The Concentrate Questions and Answers series offers the best preparation for tackling exam questions. Each book includes typical questions, bullet-pointed answer plans and suggested answers, author commentary and diagrams and flow charts. This chapter covers evidence excluded for policy or public interest considerations: public interest immunity (PII). A party, witness or non-participant in proceedings may refuse to disclose information, papers or answer questions, even though such material may be highly relevant and reliable. If PII applies, neither party has access to the evidence. For privilege, the areas most likely to occur in Evidence courses are privilege against self-incrimination and legal professional privilege. The former includes the right to silence of the defendant. The privilege against self-incrimination is generally upheld by common law and by implication by Art. 6 of the European Convention on Human Rights (ECHR). Legal professional privilege is a common law exclusionary rule principle that applies in civil and criminal proceedings.

Book

Cover Evidence

Andrew L-T Choo

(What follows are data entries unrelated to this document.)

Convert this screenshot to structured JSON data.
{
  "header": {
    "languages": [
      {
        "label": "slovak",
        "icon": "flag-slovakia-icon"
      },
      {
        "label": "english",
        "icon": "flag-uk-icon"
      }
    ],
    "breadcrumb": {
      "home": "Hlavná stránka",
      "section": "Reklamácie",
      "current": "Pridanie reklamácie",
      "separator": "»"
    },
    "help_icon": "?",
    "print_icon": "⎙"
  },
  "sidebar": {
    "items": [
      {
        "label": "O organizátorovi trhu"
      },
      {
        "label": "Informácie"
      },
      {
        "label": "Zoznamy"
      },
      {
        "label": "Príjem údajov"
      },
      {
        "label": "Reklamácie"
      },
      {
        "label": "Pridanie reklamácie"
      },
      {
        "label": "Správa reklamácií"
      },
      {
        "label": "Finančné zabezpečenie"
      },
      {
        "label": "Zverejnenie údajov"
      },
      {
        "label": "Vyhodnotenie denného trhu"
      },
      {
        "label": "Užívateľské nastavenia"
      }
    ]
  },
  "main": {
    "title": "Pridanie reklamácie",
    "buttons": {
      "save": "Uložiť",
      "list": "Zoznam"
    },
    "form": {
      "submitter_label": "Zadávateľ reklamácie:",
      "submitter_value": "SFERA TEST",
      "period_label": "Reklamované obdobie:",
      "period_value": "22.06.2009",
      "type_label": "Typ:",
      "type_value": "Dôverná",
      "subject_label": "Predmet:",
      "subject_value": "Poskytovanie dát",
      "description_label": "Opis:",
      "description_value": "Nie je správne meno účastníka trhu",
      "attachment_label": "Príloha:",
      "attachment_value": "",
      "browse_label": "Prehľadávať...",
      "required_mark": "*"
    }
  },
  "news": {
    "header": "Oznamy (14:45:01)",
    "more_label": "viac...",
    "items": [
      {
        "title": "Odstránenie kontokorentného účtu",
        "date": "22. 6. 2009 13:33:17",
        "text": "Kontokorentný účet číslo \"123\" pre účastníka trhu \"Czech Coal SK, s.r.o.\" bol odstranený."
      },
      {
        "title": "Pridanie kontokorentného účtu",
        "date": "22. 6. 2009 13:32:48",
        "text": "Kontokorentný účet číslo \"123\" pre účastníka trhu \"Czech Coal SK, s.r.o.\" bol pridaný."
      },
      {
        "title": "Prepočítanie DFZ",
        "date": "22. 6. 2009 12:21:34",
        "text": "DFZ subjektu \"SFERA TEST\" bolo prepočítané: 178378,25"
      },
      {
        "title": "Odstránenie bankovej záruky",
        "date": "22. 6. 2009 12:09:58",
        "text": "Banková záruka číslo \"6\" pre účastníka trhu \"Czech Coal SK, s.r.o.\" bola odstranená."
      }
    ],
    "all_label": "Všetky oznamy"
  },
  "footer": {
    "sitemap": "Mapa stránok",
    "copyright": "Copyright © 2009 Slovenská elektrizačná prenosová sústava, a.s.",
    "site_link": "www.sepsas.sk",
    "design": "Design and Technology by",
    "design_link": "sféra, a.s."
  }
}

Andrew Choo’s Evidence provides an account of the core principles of the law of civil and criminal evidence in England and Wales. It also explores the fundamental rationales that underlie the law as a whole. The text explores current debates and draws on different jurisdictions to achieve a mix of critical and thought-provoking analysis. Where appropriate the text draws on comparative material and a variety of socio-legal, empirical, and non-legal material. This (sixth) edition takes account of revisions to the Criminal Procedure Rules, the Criminal Practice Directions, and the Police and Criminal Evidence Act Codes of Practice. It also examines in detail cases on various topics decided since the last edition was completed, or the significance of which has become clear since then, including: • Addlesee v Dentons Europe llp (CA, 2019) (legal professional privilege) • Birmingham City Council v Jones (CA, 2018) (standard of proof) • R v B (E) (CA, 2017) (good character evidence) • R v Brown (Nico) (CA, 2019) (hearsay evidence) • R v C (CA, 2019) (hearsay evidence) • R v Chauhan (CA, 2019) (submissions of ‘no case to answer’) • R v Gabbai (Edward) (CA, 2019) (bad character evidence) • R v Gillings (Keith) (CA, 2019) (bad character evidence) • R v Hampson (Philip) (CA, 2018) (special measures directions) • R v K (M) (CA, 2018) (burden of proof) • R v Kiziltan (CA, 2017) (hearsay evidence) • R v L (T) (CA, 2018) (entrapment) • R v Reynolds (CA, 2019) (summing-up) • R v S (CA, 2016) (hearsay evidence) • R v SJ (CA, 2019) (expert evidence) • R v Smith (Alec) (CA, 2020) (hearsay evidence) • R v Stevens (Jack) (CA, 2020) (presumptions) • R v Townsend (CA, 2020) (expert evidence) • R v Twigg (CA, 2019) (improperly obtained evidence) • R (Jet2.com Ltd) v CAA (CA, 2020) (legal professional privilege) • R (Maughan) v Oxfordshire Senior Coroner (SC, 2020) (standard of proof) • Serious Fraud Office v Eurasian Natural Resources Corpn Ltd (CA, 2018) (legal professional privilege) • Shagang Shipping Co Ltd v HNA Group Co Ltd (SC, 2020) (foundational concepts; improperly obtained evidence) • Stubbs v The Queen (PC, 2020) (identification evidence) • Volaw Trust and Corporate Services Ltd v Office of the Comptroller of Taxes (PC, 2019) (privilege against self-incrimination) • Volcafe Ltd v Cia Sud Americana de Vapores SA (SC, 2018) (burden of proof)